### ASSIGNED TASK
Each entry below is to be extracted exactly.
++++ RECORDS SHOWN ++++
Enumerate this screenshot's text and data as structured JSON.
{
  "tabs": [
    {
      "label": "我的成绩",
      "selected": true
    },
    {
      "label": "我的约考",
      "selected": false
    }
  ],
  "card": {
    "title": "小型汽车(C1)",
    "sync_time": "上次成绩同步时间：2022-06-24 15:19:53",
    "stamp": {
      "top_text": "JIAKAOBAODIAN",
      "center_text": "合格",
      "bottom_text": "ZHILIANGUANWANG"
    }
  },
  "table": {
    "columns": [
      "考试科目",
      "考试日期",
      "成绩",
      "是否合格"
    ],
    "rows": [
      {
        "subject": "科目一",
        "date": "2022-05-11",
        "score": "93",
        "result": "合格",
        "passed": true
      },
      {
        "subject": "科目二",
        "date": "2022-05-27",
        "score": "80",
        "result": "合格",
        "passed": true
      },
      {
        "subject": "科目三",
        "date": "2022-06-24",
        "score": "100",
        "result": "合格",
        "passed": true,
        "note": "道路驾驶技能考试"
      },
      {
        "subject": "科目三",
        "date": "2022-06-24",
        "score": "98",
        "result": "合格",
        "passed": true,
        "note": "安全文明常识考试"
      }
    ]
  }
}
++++
### YOUR RESPONSE
Enumerate this screenshot's text and data as structured JSON.
{
  "tabs": [
    {
      "label": "我的成绩",
      "selected": true
    },
    {
      "label": "我的约考",
      "selected": false
    }
  ],
  "card": {
    "title": "小型汽车(C1)",
    "sync_time": "上次成绩同步时间：2022-06-24 15:19:53",
    "stamp": {
      "top_text": "JIAKAOBAODIAN",
      "center_text": "合格",
      "bottom_text": "ZHILIANGUANWANG"
    }
  },
  "table": {
    "columns": [
      "考试科目",
      "考试日期",
      "成绩",
      "是否合格"
    ],
    "rows": [
      {
        "subject": "科目一",
        "date": "2022-05-11",
        "score": "93",
        "result": "合格",
        "passed": true
      },
      {
        "subject": "科目二",
        "date": "2022-05-27",
        "score": "80",
        "result": "合格",
        "passed": true
      },
      {
        "subject": "科目三",
        "date": "2022-06-24",
        "score": "100",
        "result": "合格",
        "passed": true,
        "note": "道路驾驶技能考试"
      },
      {
        "subject": "科目三",
        "date": "2022-06-24",
        "score": "98",
        "result": "合格",
        "passed": true,
        "note": "安全文明常识考试"
      }
    ]
  }
}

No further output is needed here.